There aren’t too many options for buying Tomoe River as loose sheets in the UK, but I managed to find a UK seller on eBay offering 300 sheets of Tomoe River paper for just under £30.  So far, so good.  After all, how hard can it be to make a notebook using ridiculously thin paper that creases easily?


I made an A5 book, simply because I bought A4 paper and this meant the least amount of work in terms of folding and cutting.  A5 also happens to be my format of choice, so it wasn’t such a hard decision.  I also settled on a single signature exercise book, rather than a more complicated journal-type notebook.  I’ve been experimenting with this type of book as inserts for my Start Bay Navigator.

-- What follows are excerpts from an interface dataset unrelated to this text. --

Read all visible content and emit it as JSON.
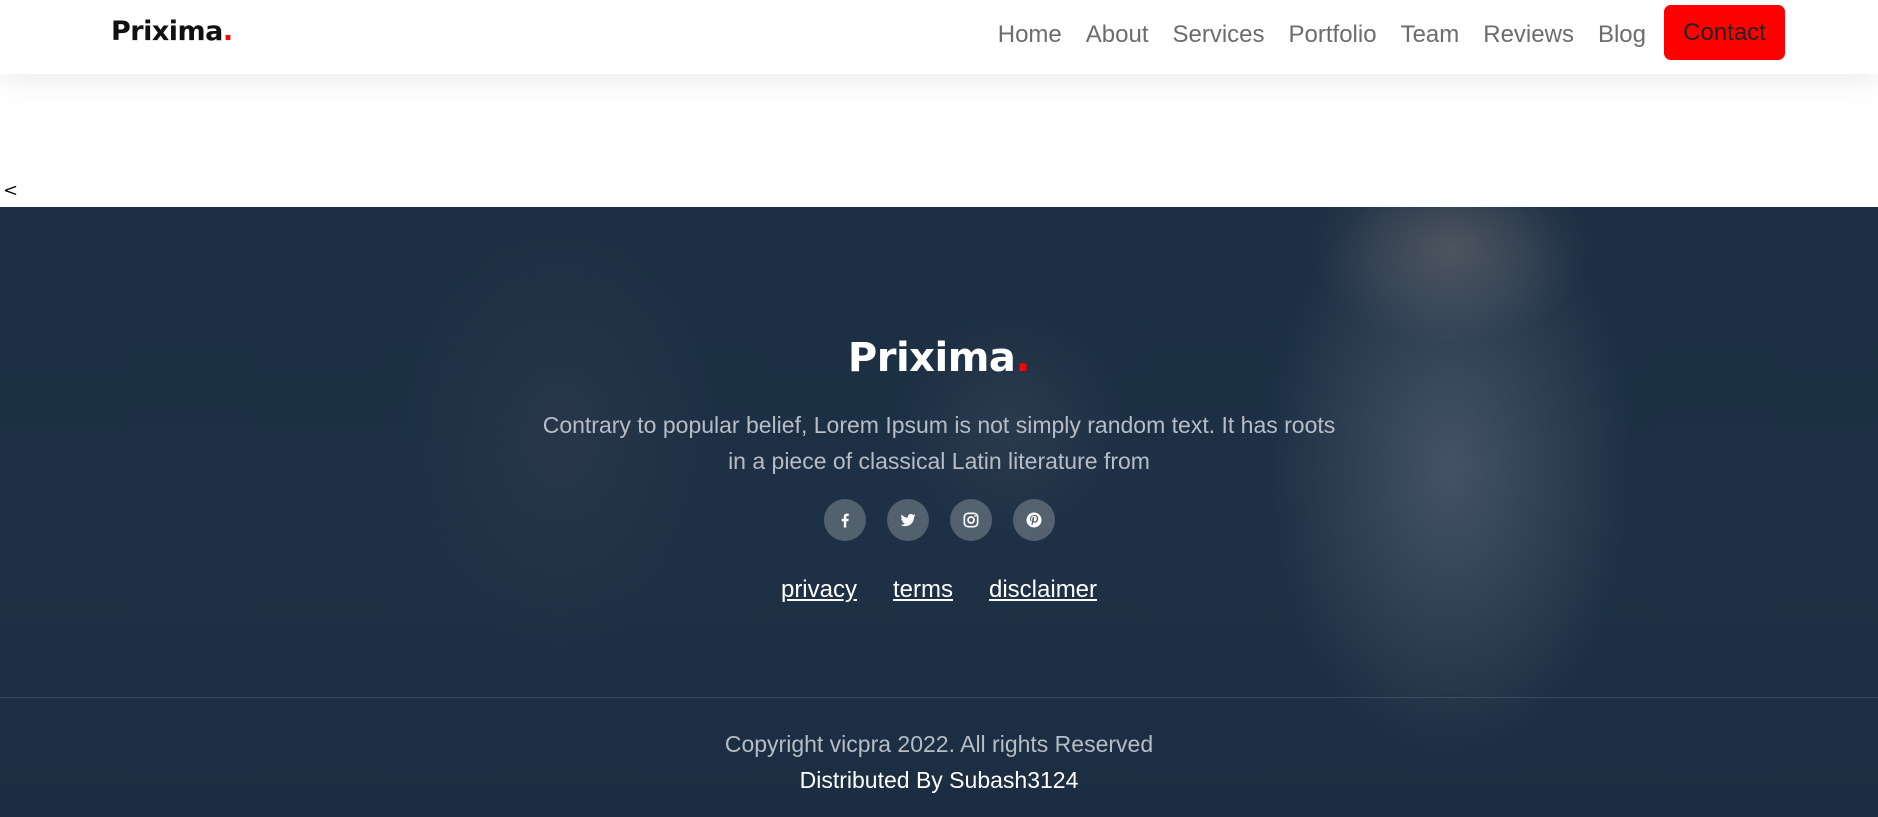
{
  "navbar": {
    "brand": {
      "name": "Prixima",
      "dot": "."
    },
    "links": [
      {
        "label": "Home"
      },
      {
        "label": "About"
      },
      {
        "label": "Services"
      },
      {
        "label": "Portfolio"
      },
      {
        "label": "Team"
      },
      {
        "label": "Reviews"
      },
      {
        "label": "Blog"
      }
    ],
    "contact_label": "Contact"
  },
  "stray_text": "<",
  "footer": {
    "brand": {
      "name": "Prixima",
      "dot": "."
    },
    "description": "Contrary to popular belief, Lorem Ipsum is not simply random text. It has roots in a piece of classical Latin literature from",
    "socials": [
      {
        "icon": "facebook-icon"
      },
      {
        "icon": "twitter-icon"
      },
      {
        "icon": "instagram-icon"
      },
      {
        "icon": "pinterest-icon"
      }
    ],
    "legal_links": [
      {
        "label": "privacy"
      },
      {
        "label": "terms"
      },
      {
        "label": "disclaimer"
      }
    ],
    "copyright": "Copyright vicpra 2022. All rights Reserved",
    "distributed": "Distributed By Subash3124"
  },
  "colors": {
    "accent": "#ff0000",
    "footer_bg": "#1c2f44"
  }
}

I can never figure out how notebook makers count their pages. What I do know is that I used 24 sheets of A4, folded down, giving a total of 96 pages of A5 in the finished book.



The book contains plain paper, more out of necessity than choice.  I tend to prefer dot grids, but the printable dot grids I’ve found on the web so far have been downright patchy in terms of the density of the dots.  I’ve put together my own, but since Tomoe River paper doesn’t fare very well in your average printer this is somewhat moot.  The seller that I got this paper from has now started selling 68gsm Tomoe River and I intend to see whether this will work any better in a printer.

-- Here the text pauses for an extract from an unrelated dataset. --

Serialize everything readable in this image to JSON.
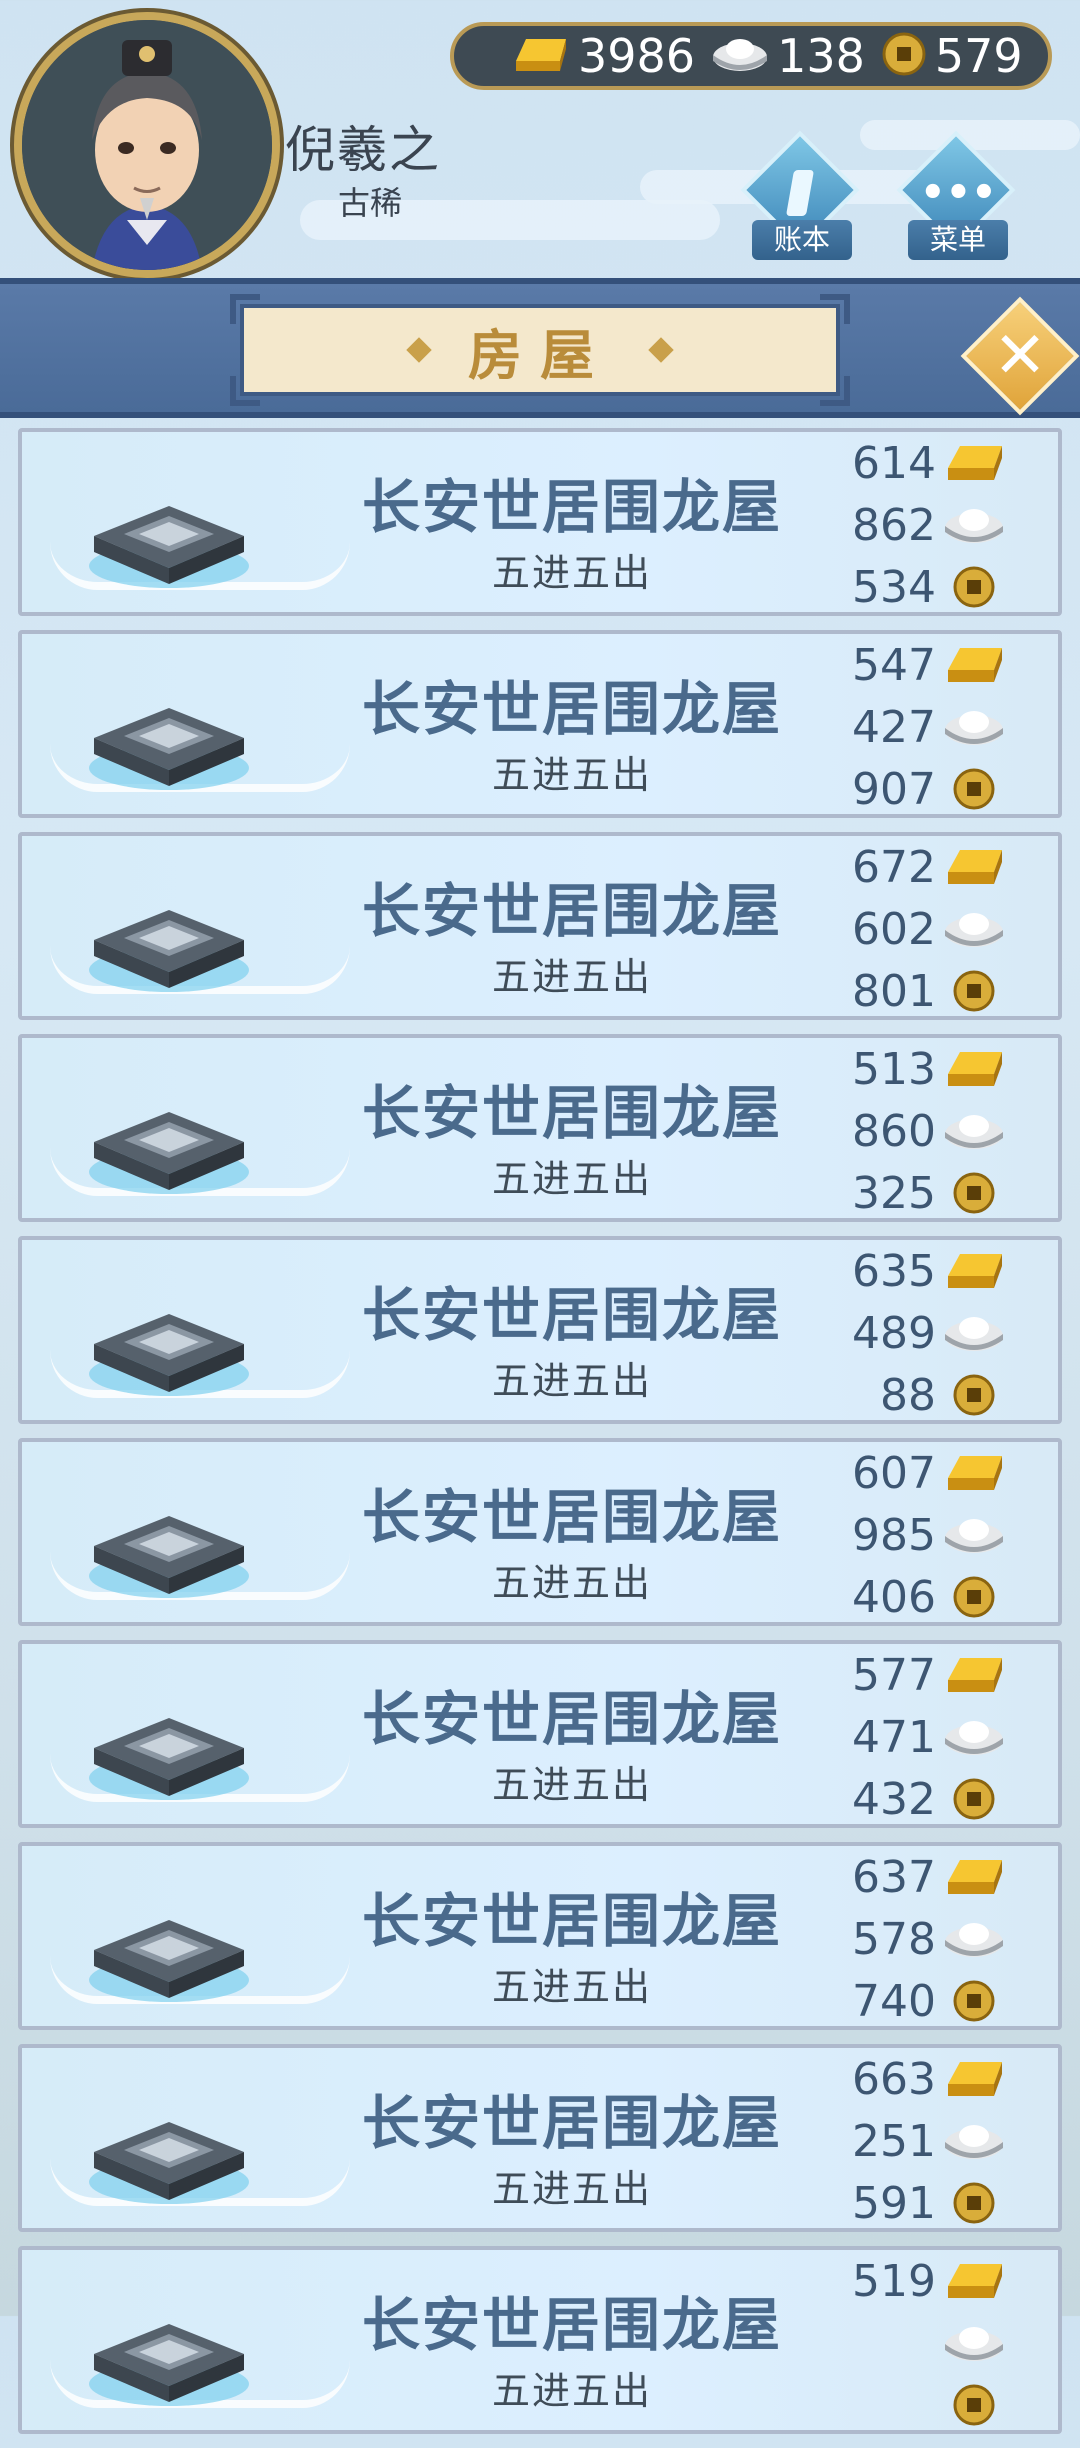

Cover and Binding

In keeping with the exercise book theme, I went for a simple grey card cover (hence the title of the post and a bit of musical nostalgia – a 1986 album by the The Dream Syndicate).

I wanted a sewn binding, similar to the CIAK Appuntino I reviewed recently. From what I can find out, this is known as a Singer Sewn Binding (Made on a Singer sewing machine?), but I didn’t manage to find a handy diagram of the stitching pattern.  Instead, I ended up more or less using backstitch.  This gave the right appearance on the outside, but looks a bit messy on the inside.

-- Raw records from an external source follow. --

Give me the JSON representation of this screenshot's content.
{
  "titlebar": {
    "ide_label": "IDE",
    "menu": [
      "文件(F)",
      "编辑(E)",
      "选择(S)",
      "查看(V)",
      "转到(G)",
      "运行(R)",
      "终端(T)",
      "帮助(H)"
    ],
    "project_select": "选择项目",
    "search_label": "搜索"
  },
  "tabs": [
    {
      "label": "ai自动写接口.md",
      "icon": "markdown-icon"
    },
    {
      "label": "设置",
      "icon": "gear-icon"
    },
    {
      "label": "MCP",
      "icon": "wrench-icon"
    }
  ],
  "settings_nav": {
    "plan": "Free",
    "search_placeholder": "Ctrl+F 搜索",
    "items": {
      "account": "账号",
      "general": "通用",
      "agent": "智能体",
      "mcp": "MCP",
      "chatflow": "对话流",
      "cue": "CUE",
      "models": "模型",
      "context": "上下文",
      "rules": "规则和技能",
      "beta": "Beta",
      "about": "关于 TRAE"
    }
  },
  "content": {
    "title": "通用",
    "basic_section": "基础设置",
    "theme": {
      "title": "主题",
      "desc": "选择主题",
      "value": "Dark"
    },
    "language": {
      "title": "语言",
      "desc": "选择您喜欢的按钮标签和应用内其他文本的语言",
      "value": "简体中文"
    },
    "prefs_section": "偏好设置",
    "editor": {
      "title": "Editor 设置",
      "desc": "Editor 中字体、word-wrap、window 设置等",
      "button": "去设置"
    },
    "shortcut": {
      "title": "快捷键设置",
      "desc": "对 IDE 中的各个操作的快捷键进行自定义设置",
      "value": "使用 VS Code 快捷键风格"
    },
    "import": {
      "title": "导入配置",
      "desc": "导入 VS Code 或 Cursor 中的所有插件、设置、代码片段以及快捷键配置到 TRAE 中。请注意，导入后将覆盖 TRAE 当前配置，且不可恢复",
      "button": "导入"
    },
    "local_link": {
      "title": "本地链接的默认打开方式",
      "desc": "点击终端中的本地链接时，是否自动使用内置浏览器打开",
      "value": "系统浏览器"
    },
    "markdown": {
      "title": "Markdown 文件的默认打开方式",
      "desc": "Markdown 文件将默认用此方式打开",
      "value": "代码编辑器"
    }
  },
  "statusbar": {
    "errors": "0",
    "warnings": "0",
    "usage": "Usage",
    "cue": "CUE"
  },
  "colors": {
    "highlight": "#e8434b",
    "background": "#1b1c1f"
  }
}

After consultation with an embroidery and patchwork expert (my mum), I think the answer is to use a simple running stitch down the spine and then back up again.  With an odd number of holes, this should give the same pattern inside and out, offset by one hole.


As you can see from the photos, the binding could have been straighter.  I was drinking a gin and tonic as I made the notebook (Tanqueray Export if you must know), but that wasn’t the cause (honest!).  I folded and clamped the pages before I marked out and punched the holes, so when I came to stitch the block of paper things weren’t as well aligned as I might have hoped.  Next time out I’ll clamp the block and punch the binding holes before I fold the paper and cover.


One of the consequences of stacking this many sheets of paper is that those in the middle of the book stick out further than those nearest the cover.  To get a neat looking notebook, this means having to trim the edges.  I used a steel rule and a craft knife and to be frank it got a little messy.  Definitely something I need to practice at.

I used a 10mm corner punch to round the corners, and again I need a bit more practice to make these as neat as possible.

In use?

Overall, I’m quite pleased with the outcome.  Sure, there are things that I need to improve and a few things that I will do differently next time, but from nothing to a finished book in a couple of hours didn’t seem too shabby.


In use, the paper performs as you might expect.  Tolerant of lots of pens and inks.  Drying times are long and you get show-through, but that’s something I’m happy to live with.  The sample of writing I’ve shown was written with a medium-nibbed Sheaffer Legacy (not the Lamy 2000 in the photos), inked with Pilot Iroshizuku ku-jaku – a combination that puts down a pretty wet line.  Even so, it was pretty well behaved, coping with my handwriting and showing off the shading you get with this ink.

What next?

I’ll certainly try this again, looking to improve in the areas I’ve highlighted.  I also plan to try a multi-signature book at some point.  As well as a more complicated binding, this will mean a more elaborate cover, end papers (I have some gorgeous Chiyogami paper that I’m itching to use) etc.  It should be fun!  After all, what’s the worst that can happen?